Princeton University violated Title IX legislation, the U.S. Department of Education’s Office of Civil Rights department announced Wednesday.
The OCR found that Princeton favored the rights of students accused of sexual misconduct over those of the alleged victims, according to a DOE statement. Princeton was found in violation of federal law for failing to respond to complaints of sexual violence adequately and for failing to end one student’s experience with a sexually hostile environment. As a result, the university will likely have to pay restitution to reported sexual assault victims.
“There is a culture at Princeton that looks the other way at sexual assault,” said Princeton student Duncan Hories.
While some Princeton students interviewed characterized the student environment as healthy, others expressed concern for the university’s handling of cases of sexual misconduct.
Hories said the news left a lot of students concerned, especially because the discussion of sexual assault on campus is not new. The Title IX violations, he said, have brought the topic back onto the radar of many students.
Others agreed, emphasizing that Princeton’s problem is not isolated. One student, who asked to remain anonymous, said they believed there was a “rape culture” at Princeton enhanced by the culture of the eating clubs.
The news that Princeton violated Title IX legislation came a day after The Daily Princetonian reported claims of a sexual assault case at one of Princeton’s eating clubs. The university’s federally mandated crime log recorded that a case of sexual assault from Oct. 10th was reported on Nov. 3. According to The Daily Princetonian, a university student was allegedly photographed publicly performing a sexual act at Tiger Inn, one of the eating clubs. Students told the newspaper that the photograph was then distributed via email to members of the eating club.
“At no point did our department receive a report of this incident from a witness or victim prior to me being notified by a member of the press,” Police Captain Nick Sutter told The Daily Princetonian on Tuesday afternoon. “We do not have any information relating to whether the alleged acts were consensual or nonconsensual with respect to the individuals involved.”
Hories said that this most recent sexual assault case could easily be related to the Title IX legislation violation, adding that Princeton has a social culture that is conducive to sexual misconduct and gender discrimination.
Princeton student Alissa Lopez said that the eating clubs, the center of Princeton’s social scene, demonstrate gender discrimination on campus. Princeton’s student body is 49 percent female; however, only a third of eating club officers are women. There is only one female president, and all but one of the eating clubs have more males than females in positions of the highest authority, she said.

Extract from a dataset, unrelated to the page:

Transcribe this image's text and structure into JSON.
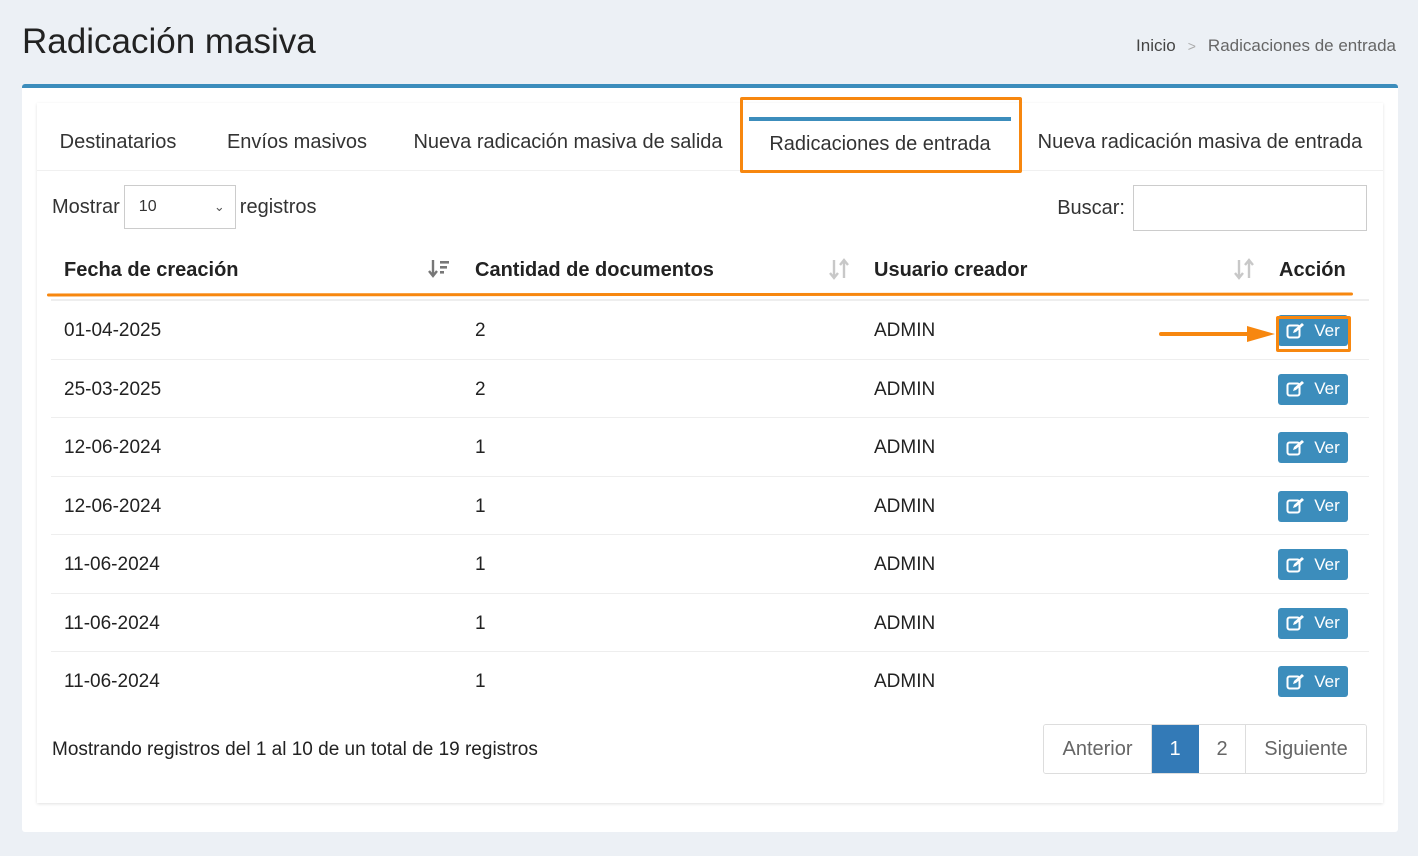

“The eating clubs are generally perceived as the center of the social scene, and the disproportionate leadership of each club fails in general terms of gender equality,” she said.
This fall, Princeton instituted a new sexual misconduct policy that instituted major changes, including the introduction of a committee that will review each of the sexual misconduct cases within the university.
Ella Cheng, the student life chair within the Princeton student government, is one of the students who has consulted with administration on sexual misconduct policies. Cheng said that these new policies are part of the resolution agreement between the OCR and Princeton.
However, despite the news of the violation, Princeton student Lily Lesser said she felt very comfortable that Princeton has a sufficient support network for students who have been victims of sexual misconduct on campus. The university has a SHARE system — similar to Yale’s — with many resources, and freshmen are required to participate in sexual harassment training during their orientation, she said.
Yale was investigated by the Department of Education after a Title IX complaint in 2011.